Across the entries that follow, count each line holding "rotate" and state the total alone.
** Task data follows **
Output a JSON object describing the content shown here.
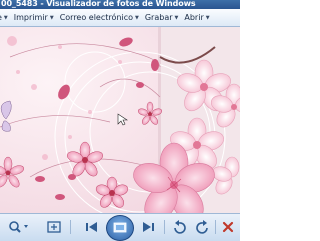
{
  "window": {
    "title": "00_5483 - Visualizador de fotos de Windows"
  },
  "menu": {
    "items": [
      {
        "label": "e"
      },
      {
        "label": "Imprimir"
      },
      {
        "label": "Correo electrónico"
      },
      {
        "label": "Grabar"
      },
      {
        "label": "Abrir"
      }
    ]
  },
  "toolbar": {
    "buttons": [
      {
        "icon": "zoom-icon"
      },
      {
        "icon": "fit-window-icon"
      },
      {
        "icon": "previous-icon"
      },
      {
        "icon": "slideshow-icon"
      },
      {
        "icon": "next-icon"
      },
      {
        "icon": "rotate-left-icon"
      },
      {
        "icon": "rotate-right-icon"
      },
      {
        "icon": "delete-icon"
      }
    ]
  },
  "colors": {
    "accent": "#2f5d93",
    "delete": "#c0392b",
    "blossom": "#f2a7bf",
    "blossom_dark": "#c24a6e"
  }
}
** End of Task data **
| Response area |
2